Inivitar means invite, of course, but in the right context it can mean treat someone to something. Let’s look at some examples.
- Yo invito. Yo te invito. I’m paying (for us).
- No importa, yo invito. You don’t have money on you? No problem, I got it. My treat.
- Los invito a cenar. Dinner’s on me. Note that the recipients, the people being treated, appear as the direct object.
- ¿Le puedo invitar una copa? Can I buy you a drink? Here, since the direct object is the thing being paid for, the recipient goes in the indirect object position.
The saying El que invita, paga emphasizes the relationship between these two meanings of invitar. If someone invites you to do an activity and uses the verb invitar, it is likely that they are planning to pay for the both of you. ¿Te puedo invitar al cine el sábado? However, if they say something like ¿Quieres ir al cine?, they may or may not be intended to treat you.

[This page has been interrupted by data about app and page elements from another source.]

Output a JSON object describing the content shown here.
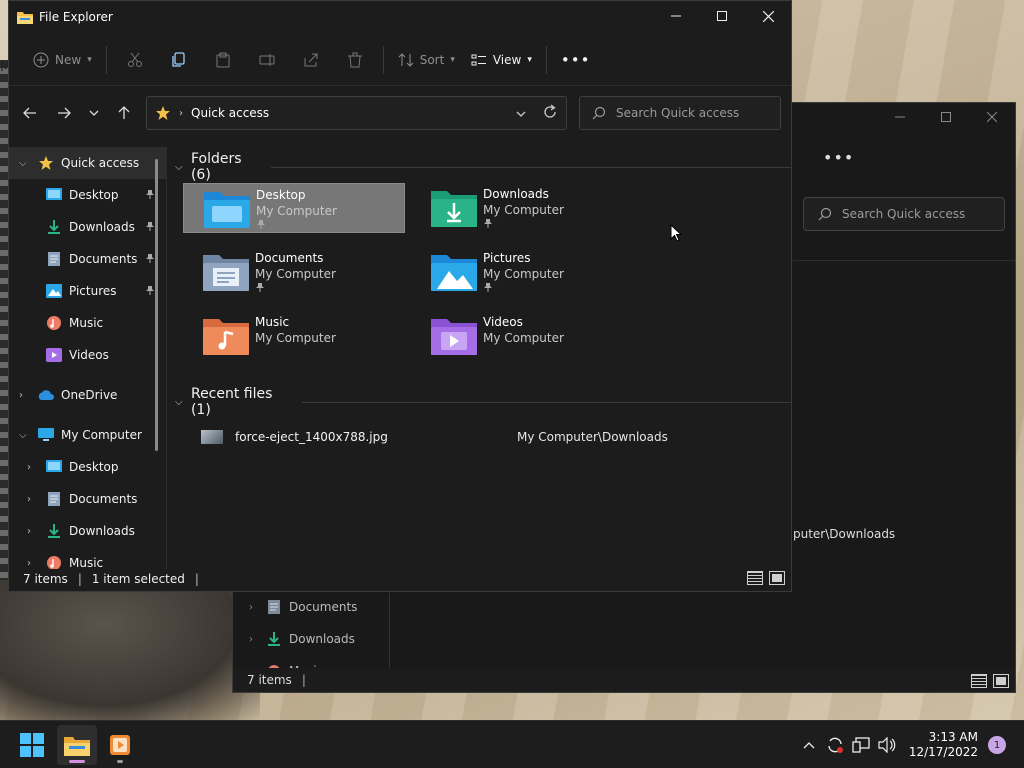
{
  "desktop": {
    "edge_text": "M"
  },
  "back_window": {
    "more_label": "•••",
    "search_placeholder": "Search Quick access",
    "path_fragment": "puter\\Downloads",
    "nav_items": [
      {
        "label": "Documents",
        "icon": "document-icon"
      },
      {
        "label": "Downloads",
        "icon": "download-icon"
      },
      {
        "label": "Music",
        "icon": "music-icon"
      }
    ],
    "status_count": "7 items",
    "status_sep": "|"
  },
  "front_window": {
    "title": "File Explorer",
    "caption_buttons": {
      "minimize": "─",
      "maximize": "☐",
      "close": "✕"
    },
    "command_bar": {
      "new_label": "New",
      "sort_label": "Sort",
      "view_label": "View",
      "more_label": "•••"
    },
    "address": {
      "crumb": "Quick access"
    },
    "search_placeholder": "Search Quick access",
    "sidebar": {
      "items": [
        {
          "label": "Quick access",
          "icon": "star-icon",
          "expander": "v",
          "level": 0,
          "pinned": false,
          "selected": true
        },
        {
          "label": "Desktop",
          "icon": "desktop-icon",
          "expander": "",
          "level": 1,
          "pinned": true
        },
        {
          "label": "Downloads",
          "icon": "download-icon",
          "expander": "",
          "level": 1,
          "pinned": true
        },
        {
          "label": "Documents",
          "icon": "document-icon",
          "expander": "",
          "level": 1,
          "pinned": true
        },
        {
          "label": "Pictures",
          "icon": "pictures-icon",
          "expander": "",
          "level": 1,
          "pinned": true
        },
        {
          "label": "Music",
          "icon": "music-icon",
          "expander": "",
          "level": 1,
          "pinned": false
        },
        {
          "label": "Videos",
          "icon": "videos-icon",
          "expander": "",
          "level": 1,
          "pinned": false
        },
        {
          "label": "OneDrive",
          "icon": "cloud-icon",
          "expander": ">",
          "level": 0,
          "pinned": false,
          "gap_before": true
        },
        {
          "label": "My Computer",
          "icon": "computer-icon",
          "expander": "v",
          "level": 0,
          "pinned": false,
          "gap_before": true
        },
        {
          "label": "Desktop",
          "icon": "desktop-icon",
          "expander": ">",
          "level": 1,
          "pinned": false
        },
        {
          "label": "Documents",
          "icon": "document-icon",
          "expander": ">",
          "level": 1,
          "pinned": false
        },
        {
          "label": "Downloads",
          "icon": "download-icon",
          "expander": ">",
          "level": 1,
          "pinned": false
        },
        {
          "label": "Music",
          "icon": "music-icon",
          "expander": ">",
          "level": 1,
          "pinned": false
        }
      ]
    },
    "folders_group": {
      "title": "Folders (6)"
    },
    "folders": [
      {
        "name": "Desktop",
        "location": "My Computer",
        "pinned": true,
        "icon": "desktop-folder-icon",
        "selected": true
      },
      {
        "name": "Downloads",
        "location": "My Computer",
        "pinned": true,
        "icon": "downloads-folder-icon"
      },
      {
        "name": "Documents",
        "location": "My Computer",
        "pinned": true,
        "icon": "documents-folder-icon"
      },
      {
        "name": "Pictures",
        "location": "My Computer",
        "pinned": true,
        "icon": "pictures-folder-icon"
      },
      {
        "name": "Music",
        "location": "My Computer",
        "pinned": false,
        "icon": "music-folder-icon"
      },
      {
        "name": "Videos",
        "location": "My Computer",
        "pinned": false,
        "icon": "videos-folder-icon"
      }
    ],
    "recent_group": {
      "title": "Recent files (1)"
    },
    "recent_files": [
      {
        "name": "force-eject_1400x788.jpg",
        "path": "My Computer\\Downloads"
      }
    ],
    "status": {
      "count": "7 items",
      "selection": "1 item selected",
      "sep": "|"
    }
  },
  "taskbar": {
    "apps": [
      {
        "name": "file-explorer",
        "active": true
      },
      {
        "name": "media-player",
        "active": false
      }
    ],
    "clock": {
      "time": "3:13 AM",
      "date": "12/17/2022"
    },
    "notification_count": "1"
  },
  "colors": {
    "folder_yellow": "#f4c04a",
    "desktop_blue": "#2ba8e8",
    "downloads_green": "#2ab387",
    "documents_gray": "#8ea4bf",
    "music_orange": "#ef8a5b",
    "videos_purple": "#a56ee6",
    "pin_gray": "#aaaaaa",
    "selected_tile": "#777777"
  }
}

Invitar, like mochar, can be used to ask someone to share. ¿Me invitas? Could I share your drink? I was asked this at home; no question of who would pay was involved.
The verb disparar works informally for this same function: Te disparo unos tacos. Let me take you out for tacos. I’m paying.
The usual meaning of disparar is shoot (with a gun), but note that it takes an indirect object pronoun: Le dispararon. They shot him. If you’re expecting a direct object here, it may help to imagine the translation as They shot bullets into him. The bullets are the things being shot (out of the gun). The person shot is the recipient, so they are rendered as an indirect object in Spanish.